What needs to be done:
Return nothing but the lines from the one containing "Give me the" through the end of the records below, exactly as they stand and without pictures.

Provided entries:
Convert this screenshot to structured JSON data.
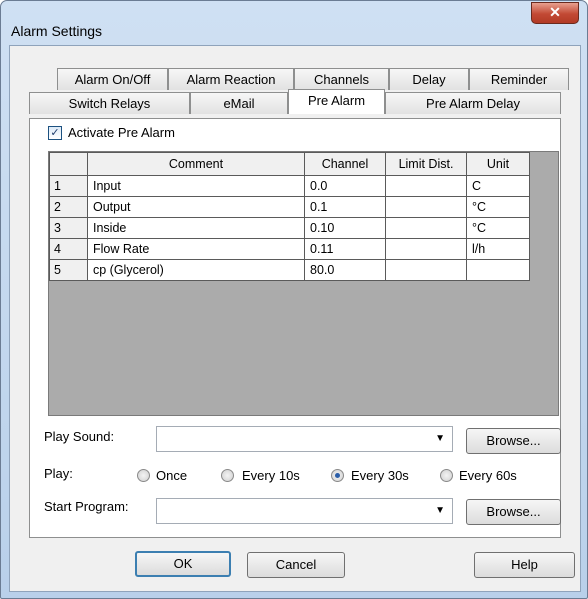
{
  "window": {
    "title": "Alarm Settings",
    "close_glyph": "✕"
  },
  "tabs": {
    "row1": [
      "Alarm On/Off",
      "Alarm Reaction",
      "Channels",
      "Delay",
      "Reminder"
    ],
    "row2": [
      "Switch Relays",
      "eMail",
      "Pre Alarm",
      "Pre Alarm Delay"
    ],
    "active": "Pre Alarm"
  },
  "pre_alarm": {
    "activate_label": "Activate Pre Alarm",
    "activate_checked": true,
    "check_glyph": "✓"
  },
  "grid": {
    "columns": [
      "Comment",
      "Channel",
      "Limit Dist.",
      "Unit"
    ],
    "rows": [
      {
        "num": "1",
        "comment": "Input",
        "channel": "0.0",
        "limit": "",
        "unit": "C"
      },
      {
        "num": "2",
        "comment": "Output",
        "channel": "0.1",
        "limit": "",
        "unit": "°C"
      },
      {
        "num": "3",
        "comment": "Inside",
        "channel": "0.10",
        "limit": "",
        "unit": "°C"
      },
      {
        "num": "4",
        "comment": "Flow Rate",
        "channel": "0.11",
        "limit": "",
        "unit": "l/h"
      },
      {
        "num": "5",
        "comment": "cp (Glycerol)",
        "channel": "80.0",
        "limit": "",
        "unit": ""
      }
    ]
  },
  "play_sound": {
    "label": "Play Sound:",
    "value": "",
    "browse_label": "Browse...",
    "arrow_glyph": "▼"
  },
  "play": {
    "label": "Play:",
    "options": [
      "Once",
      "Every 10s",
      "Every 30s",
      "Every 60s"
    ],
    "selected": "Every 30s"
  },
  "start_program": {
    "label": "Start Program:",
    "value": "",
    "browse_label": "Browse...",
    "arrow_glyph": "▼"
  },
  "buttons": {
    "ok": "OK",
    "cancel": "Cancel",
    "help": "Help"
  }
}
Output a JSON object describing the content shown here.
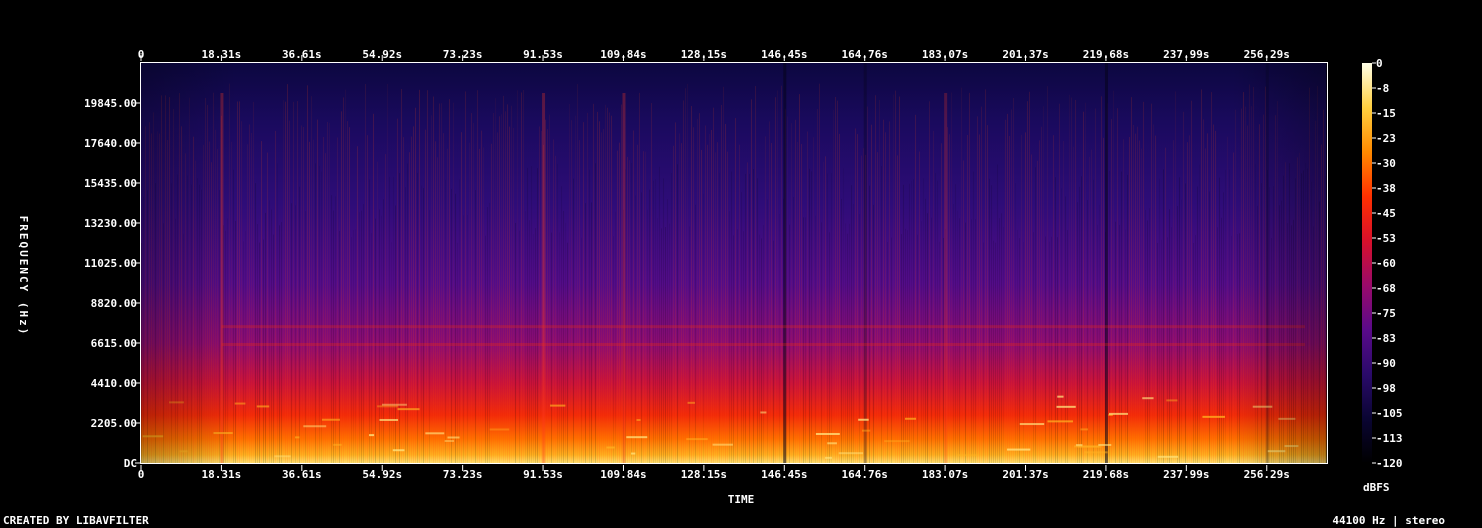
{
  "chart_data": {
    "type": "heatmap",
    "xlabel": "TIME",
    "ylabel": "FREQUENCY (Hz)",
    "x_ticks": [
      "0",
      "18.31s",
      "36.61s",
      "54.92s",
      "73.23s",
      "91.53s",
      "109.84s",
      "128.15s",
      "146.45s",
      "164.76s",
      "183.07s",
      "201.37s",
      "219.68s",
      "237.99s",
      "256.29s"
    ],
    "y_ticks": [
      "DC",
      "2205.00",
      "4410.00",
      "6615.00",
      "8820.00",
      "11025.00",
      "13230.00",
      "15435.00",
      "17640.00",
      "19845.00"
    ],
    "y_tick_values": [
      0,
      2205,
      4410,
      6615,
      8820,
      11025,
      13230,
      15435,
      17640,
      19845
    ],
    "ylim": [
      0,
      22050
    ],
    "xlim": [
      0,
      270
    ],
    "colorbar": {
      "label": "dBFS",
      "ticks": [
        "0",
        "-8",
        "-15",
        "-23",
        "-30",
        "-38",
        "-45",
        "-53",
        "-60",
        "-68",
        "-75",
        "-83",
        "-90",
        "-98",
        "-105",
        "-113",
        "-120"
      ],
      "range": [
        -120,
        0
      ]
    },
    "colormap": [
      "#000000",
      "#0a0533",
      "#2a0a6a",
      "#5a0a8a",
      "#9a0a6a",
      "#d8102a",
      "#ff3000",
      "#ff8a00",
      "#ffd040",
      "#ffffe8"
    ],
    "events": [
      {
        "time": 18.31,
        "level": 0.9
      },
      {
        "time": 91.53,
        "level": 0.85
      },
      {
        "time": 109.84,
        "level": 0.85
      },
      {
        "time": 146.45,
        "level": -0.7
      },
      {
        "time": 164.76,
        "level": -0.4
      },
      {
        "time": 183.07,
        "level": 0.7
      },
      {
        "time": 219.68,
        "level": -0.7
      },
      {
        "time": 256.29,
        "level": -0.3
      }
    ]
  },
  "footer": {
    "left": "CREATED BY LIBAVFILTER",
    "right": "44100 Hz | stereo"
  }
}
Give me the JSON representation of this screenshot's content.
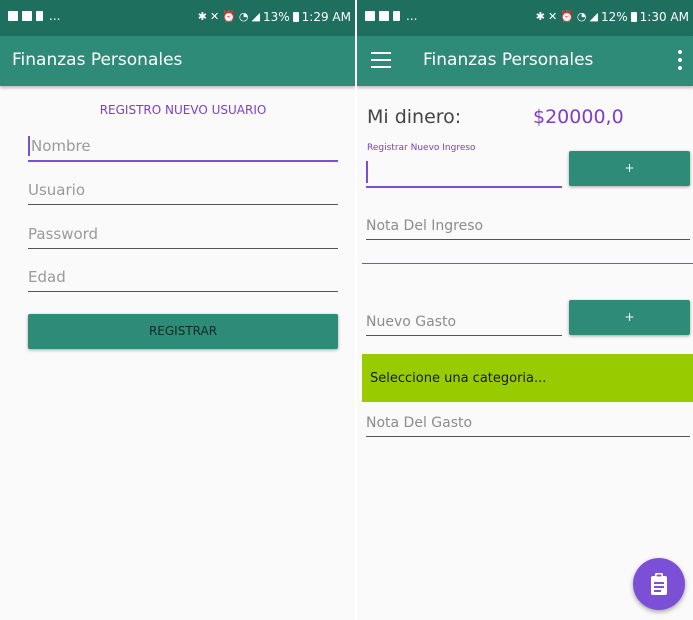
{
  "status_left": {
    "time": "1:29 AM",
    "battery": "13%",
    "dots": "..."
  },
  "status_right": {
    "time": "1:30 AM",
    "battery": "12%",
    "dots": "..."
  },
  "left_screen": {
    "app_title": "Finanzas Personales",
    "register_title": "REGISTRO NUEVO USUARIO",
    "fields": {
      "nombre_placeholder": "Nombre",
      "usuario_placeholder": "Usuario",
      "password_placeholder": "Password",
      "edad_placeholder": "Edad"
    },
    "register_button": "REGISTRAR"
  },
  "right_screen": {
    "app_title": "Finanzas Personales",
    "money_label": "Mi dinero:",
    "money_value": "$20000,0",
    "income_label": "Registrar Nuevo Ingreso",
    "income_add_button": "+",
    "income_note_placeholder": "Nota Del Ingreso",
    "expense_placeholder": "Nuevo Gasto",
    "expense_add_button": "+",
    "category_spinner": "Seleccione una categoria...",
    "expense_note_placeholder": "Nota Del Gasto"
  },
  "colors": {
    "status_bar": "#1f6f5e",
    "app_bar": "#2e8b78",
    "accent_purple": "#7b4fd6",
    "spinner_green": "#99cc00"
  },
  "icons": {
    "menu": "hamburger-menu-icon",
    "overflow": "overflow-menu-icon",
    "fab": "clipboard-icon"
  }
}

Response area:
Give me the JSON representation of this screenshot's content.
{
  "status_left": {
    "time": "1:29 AM",
    "battery": "13%",
    "dots": "..."
  },
  "status_right": {
    "time": "1:30 AM",
    "battery": "12%",
    "dots": "..."
  },
  "left_screen": {
    "app_title": "Finanzas Personales",
    "register_title": "REGISTRO NUEVO USUARIO",
    "fields": {
      "nombre_placeholder": "Nombre",
      "usuario_placeholder": "Usuario",
      "password_placeholder": "Password",
      "edad_placeholder": "Edad"
    },
    "register_button": "REGISTRAR"
  },
  "right_screen": {
    "app_title": "Finanzas Personales",
    "money_label": "Mi dinero:",
    "money_value": "$20000,0",
    "income_label": "Registrar Nuevo Ingreso",
    "income_add_button": "+",
    "income_note_placeholder": "Nota Del Ingreso",
    "expense_placeholder": "Nuevo Gasto",
    "expense_add_button": "+",
    "category_spinner": "Seleccione una categoria...",
    "expense_note_placeholder": "Nota Del Gasto"
  },
  "colors": {
    "status_bar": "#1f6f5e",
    "app_bar": "#2e8b78",
    "accent_purple": "#7b4fd6",
    "spinner_green": "#99cc00"
  },
  "icons": {
    "menu": "hamburger-menu-icon",
    "overflow": "overflow-menu-icon",
    "fab": "clipboard-icon"
  }
}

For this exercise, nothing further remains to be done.